As I mentioned before, the school prayer scenario and numerous other scenarios where believers either force everyone else to declare their religion or at least try to pry it out of them combined with their very often, and sometimes not so subtle, demands that we shut up about our disagreement tells us one thing very clearly: The believers want us to conform and will accept nothing else.
In recent years, one hears more and more people saying, in all seriousness, that the U.S. is a "Christian nation". This is a recent development. Prior to the last 10 or 15 years, one didn't hear that except perhaps in Western History classes where it was meant explicitly to refer only to the fact that many of the settlers of the U.S. were Christians or from countries in the part of the world considered Christian. Even in that context, it was unusual to hear such a thing.
What one heard instead, as the commonly accepted characterization of the U.S. was: This is a free country.
I think it is telling that "this is a free country" has been replaced in the minds of many with "this is a christian nation". Those who have done this have, unknowingly I suspect, juxtaposed the two choices facing us: Freedom or theocracy.
Whenever you hear this sort of "christian nation" nonsense, I suggest that you say:
"No. This is a free country."
You can follow that with this:
"If you don't like living in a free country, perhaps you should leave.
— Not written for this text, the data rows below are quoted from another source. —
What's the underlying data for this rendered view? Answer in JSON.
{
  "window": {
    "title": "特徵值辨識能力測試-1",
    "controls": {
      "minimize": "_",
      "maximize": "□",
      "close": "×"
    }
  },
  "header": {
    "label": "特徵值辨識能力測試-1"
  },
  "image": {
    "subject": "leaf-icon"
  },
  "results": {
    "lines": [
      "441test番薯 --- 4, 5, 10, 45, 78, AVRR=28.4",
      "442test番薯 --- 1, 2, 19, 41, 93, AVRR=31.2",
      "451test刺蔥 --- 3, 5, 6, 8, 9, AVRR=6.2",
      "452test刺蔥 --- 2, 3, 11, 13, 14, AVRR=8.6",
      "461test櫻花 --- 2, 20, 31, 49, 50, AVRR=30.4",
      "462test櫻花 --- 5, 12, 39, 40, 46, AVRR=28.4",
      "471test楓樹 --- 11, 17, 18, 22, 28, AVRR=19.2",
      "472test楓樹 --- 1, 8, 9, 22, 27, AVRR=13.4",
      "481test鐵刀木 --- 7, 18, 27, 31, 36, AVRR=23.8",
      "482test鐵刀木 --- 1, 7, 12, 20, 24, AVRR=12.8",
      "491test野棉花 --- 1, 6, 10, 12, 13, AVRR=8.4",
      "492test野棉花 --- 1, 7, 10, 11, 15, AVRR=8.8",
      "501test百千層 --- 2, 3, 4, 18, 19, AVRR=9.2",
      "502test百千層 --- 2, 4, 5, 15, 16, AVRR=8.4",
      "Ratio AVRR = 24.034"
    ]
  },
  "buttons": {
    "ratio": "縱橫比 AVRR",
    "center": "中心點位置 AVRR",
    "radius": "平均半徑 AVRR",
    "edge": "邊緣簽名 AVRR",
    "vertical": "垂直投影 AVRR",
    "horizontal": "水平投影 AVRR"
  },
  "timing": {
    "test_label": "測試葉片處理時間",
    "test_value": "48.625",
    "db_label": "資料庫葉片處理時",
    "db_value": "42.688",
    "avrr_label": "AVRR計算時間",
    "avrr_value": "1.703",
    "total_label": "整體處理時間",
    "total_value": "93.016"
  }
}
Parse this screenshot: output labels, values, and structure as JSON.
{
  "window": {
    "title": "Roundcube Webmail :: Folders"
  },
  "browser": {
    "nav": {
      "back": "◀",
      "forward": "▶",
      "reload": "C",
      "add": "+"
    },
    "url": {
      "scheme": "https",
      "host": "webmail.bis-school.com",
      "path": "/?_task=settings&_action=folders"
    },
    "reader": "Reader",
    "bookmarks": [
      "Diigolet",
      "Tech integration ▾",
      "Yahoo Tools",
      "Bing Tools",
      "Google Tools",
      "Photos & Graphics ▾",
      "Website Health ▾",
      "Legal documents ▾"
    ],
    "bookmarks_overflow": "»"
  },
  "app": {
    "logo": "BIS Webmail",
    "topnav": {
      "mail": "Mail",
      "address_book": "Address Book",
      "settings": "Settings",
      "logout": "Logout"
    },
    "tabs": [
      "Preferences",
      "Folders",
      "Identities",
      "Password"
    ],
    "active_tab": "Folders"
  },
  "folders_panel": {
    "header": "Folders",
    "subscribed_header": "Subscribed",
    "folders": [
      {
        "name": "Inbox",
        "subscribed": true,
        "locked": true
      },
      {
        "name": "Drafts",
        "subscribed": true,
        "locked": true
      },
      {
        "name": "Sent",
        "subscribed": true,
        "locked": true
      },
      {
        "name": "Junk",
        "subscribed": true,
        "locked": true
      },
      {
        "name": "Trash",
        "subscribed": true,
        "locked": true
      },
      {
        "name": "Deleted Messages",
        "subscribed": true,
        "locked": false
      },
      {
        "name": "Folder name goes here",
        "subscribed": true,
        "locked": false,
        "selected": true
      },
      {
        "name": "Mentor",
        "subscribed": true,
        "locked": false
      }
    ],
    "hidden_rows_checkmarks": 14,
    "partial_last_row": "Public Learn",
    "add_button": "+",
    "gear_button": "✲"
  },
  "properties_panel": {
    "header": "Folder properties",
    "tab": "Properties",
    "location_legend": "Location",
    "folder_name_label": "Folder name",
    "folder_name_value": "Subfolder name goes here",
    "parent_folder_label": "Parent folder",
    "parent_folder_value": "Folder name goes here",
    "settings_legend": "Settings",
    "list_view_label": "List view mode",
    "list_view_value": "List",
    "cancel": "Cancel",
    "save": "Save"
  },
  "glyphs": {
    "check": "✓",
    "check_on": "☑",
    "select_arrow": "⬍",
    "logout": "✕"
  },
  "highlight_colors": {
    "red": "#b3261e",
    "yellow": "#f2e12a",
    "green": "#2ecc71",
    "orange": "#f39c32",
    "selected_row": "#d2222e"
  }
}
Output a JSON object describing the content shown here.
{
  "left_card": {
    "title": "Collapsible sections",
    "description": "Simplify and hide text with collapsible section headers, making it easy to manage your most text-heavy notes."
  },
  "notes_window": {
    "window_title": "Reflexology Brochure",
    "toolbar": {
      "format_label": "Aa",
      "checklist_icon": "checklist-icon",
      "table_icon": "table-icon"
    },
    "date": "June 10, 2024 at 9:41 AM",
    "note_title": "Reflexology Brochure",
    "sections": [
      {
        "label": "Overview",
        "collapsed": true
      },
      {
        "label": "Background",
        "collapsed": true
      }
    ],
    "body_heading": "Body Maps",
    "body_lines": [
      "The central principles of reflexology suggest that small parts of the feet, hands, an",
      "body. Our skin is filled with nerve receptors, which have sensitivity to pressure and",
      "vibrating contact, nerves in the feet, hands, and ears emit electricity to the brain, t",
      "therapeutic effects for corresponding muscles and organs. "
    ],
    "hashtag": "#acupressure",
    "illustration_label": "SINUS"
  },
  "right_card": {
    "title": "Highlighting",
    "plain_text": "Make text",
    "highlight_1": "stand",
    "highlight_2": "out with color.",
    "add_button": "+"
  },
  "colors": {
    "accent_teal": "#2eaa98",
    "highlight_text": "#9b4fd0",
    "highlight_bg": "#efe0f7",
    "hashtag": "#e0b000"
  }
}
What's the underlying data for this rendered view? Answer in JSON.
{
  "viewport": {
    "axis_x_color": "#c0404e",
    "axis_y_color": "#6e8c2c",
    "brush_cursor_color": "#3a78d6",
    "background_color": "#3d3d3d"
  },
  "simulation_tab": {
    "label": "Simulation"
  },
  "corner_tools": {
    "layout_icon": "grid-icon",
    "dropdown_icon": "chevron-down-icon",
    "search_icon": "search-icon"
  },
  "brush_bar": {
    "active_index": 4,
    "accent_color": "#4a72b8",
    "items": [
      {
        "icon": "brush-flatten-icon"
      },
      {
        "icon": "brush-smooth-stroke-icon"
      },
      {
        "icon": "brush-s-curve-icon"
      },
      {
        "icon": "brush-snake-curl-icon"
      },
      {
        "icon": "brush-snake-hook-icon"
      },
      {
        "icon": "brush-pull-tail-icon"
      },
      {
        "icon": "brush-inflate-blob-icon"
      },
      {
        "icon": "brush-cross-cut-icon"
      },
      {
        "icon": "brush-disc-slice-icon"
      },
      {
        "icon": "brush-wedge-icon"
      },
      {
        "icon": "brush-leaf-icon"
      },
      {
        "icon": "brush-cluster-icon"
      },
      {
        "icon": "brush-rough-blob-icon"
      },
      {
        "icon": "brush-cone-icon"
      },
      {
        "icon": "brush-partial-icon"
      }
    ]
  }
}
There are many countries that have theocracy instead of freedom. You should move to one of those."